Being an Apple supplier can be a curse as much as a blessing for some Chinese companies.
While earning Apple’s business can give a big boost to a company’s stock, a new study found that Apple’s suppliers saw their share prices drop significantly lower than Apple’s stock did during the recent iPhone sales slump.
Visually, the new iPad Pro brings back some of the design elements of the original 2010 iPad, especially noticeable with the flattened edges for the device. But how does it stack up in terms of computing power?
Frankly, it blows the original iPad out of the water — which is exactly what you’d expect from 8.5 years of Moore’s Law and engineering prowess. But some of the stats are pretty mind-boggling. Here’s how the 2018 iPad Pro measures up to the O.G. iPad:
You might be aware of every new feature coming to iOS 12 this fall. You might have memorized the changes to macOS, too. But did you know that more than 20 million people are now building apps for Apple devices, or that 10 billion Siri requests are processed every month?
Here are some fascinating numbers you probably missed during WWDC.
Apple Watch is absolutely dominating the traditional Swiss watch industry.
The latest reports on Apple Watch sales figures were released today and even though Apple hasn’t put out its own official numbers, it looks like Apple Watch outsold the entire Swiss watch industry combined during the last quarter of 2017.
Didn’t think the Apple Watch would catch on? Not everyone agrees, especially analysts who study sales projections.

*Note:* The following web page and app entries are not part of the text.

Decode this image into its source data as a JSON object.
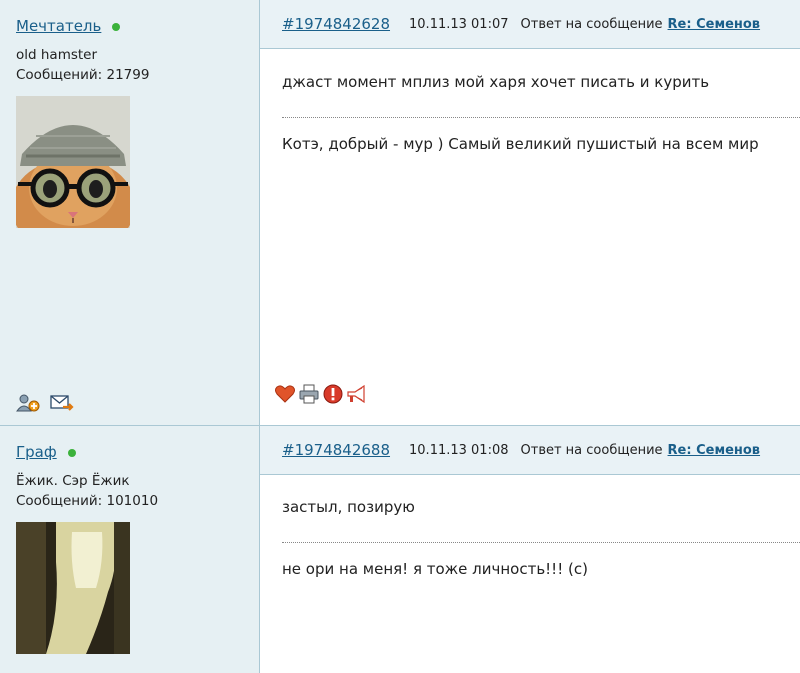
{
  "posts": [
    {
      "username": "Мечтатель",
      "user_title": "old hamster",
      "post_count_label": "Сообщений: 21799",
      "post_id": "#1974842628",
      "date": "10.11.13 01:07",
      "reply_label": "Ответ на сообщение",
      "thread_title": "Re: Семенов",
      "message": "джаст момент мплиз мой харя хочет писать и курить",
      "signature": "Котэ, добрый - мур ) Самый великий пушистый на всем мир"
    },
    {
      "username": "Граф",
      "user_title": "Ёжик. Сэр Ёжик",
      "post_count_label": "Сообщений: 101010",
      "post_id": "#1974842688",
      "date": "10.11.13 01:08",
      "reply_label": "Ответ на сообщение",
      "thread_title": "Re: Семенов",
      "message": "застыл, позирую",
      "signature": "не ори на меня! я тоже личность!!! (с)"
    }
  ],
  "colors": {
    "link": "#1a5f8a",
    "online": "#3bb23b",
    "sidebar_bg": "#e6f0f3",
    "header_bg": "#e9f2f6",
    "border": "#aac8d4"
  },
  "icons": {
    "user_actions": [
      "add-friend-icon",
      "send-message-icon"
    ],
    "post_actions": [
      "heart-icon",
      "print-icon",
      "report-icon",
      "megaphone-icon"
    ]
  }
}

Cupertino is on track to sell 21 million watches and rake in about $8.4 billion in revenue in the first 12 months of the Apple Watch, according to one of the hottest Apple analysts around. Not bad for a company that entered the wearables game late.
2014 will go down as one of the biggest years in Apple history. The stock hit record highs. The company’s first wearable was revealed. And Apple dropped $3 billion on its biggest acquisition ever. But of all the huge news Apple dropped in the last 12 months, nothing is likely to have as big an impact as the previously unthinkable announcement that Apple and IBM buried the hatchet and partnered up.
The move was significant not only for the historic aspect of the two rival tech titans uniting, but also for how it will impact all of us in the workplace. In his final note of the year, top Apple analyst Horace Dediu dubbed the IBM partnership “the most significant technology news of 2014.”
That may sound ridiculous considering how much hype Apple Watch is getting ahead of its release, but Dediu points to the first wave of apps created by the partnership. These offer an early indication of just how transformative the relationship could be. For the first time, enterprise apps are being designed for their users (the employees) rather than their employers.
Just take a look at the difference between IBM’s new Expert Tech app compared to the closest equivalent from Oracle, and see which one you’d rather work with:
Tim Cook stepped up as the CEO of Apple on August 24, 2011. The soft-spoken Southerner, who has worked at the Cupertino company since 1998, had previously acted as interim CEO when Steve Jobs stepped down to battle cancer.
Cook’s ascent to the permanent CEO position marked a sea change for Apple. Once called the stage manager to Jobs’ star, he’s now running the show. After endless speculation about whether Cook’s rule marked the end of Apple or signaled a bright new era, going by the numbers, it looks like he’s earned a solid B.
Here’s a look at his first three years as the head of Apple, a job he got paid $4.25 million to perform in 2013.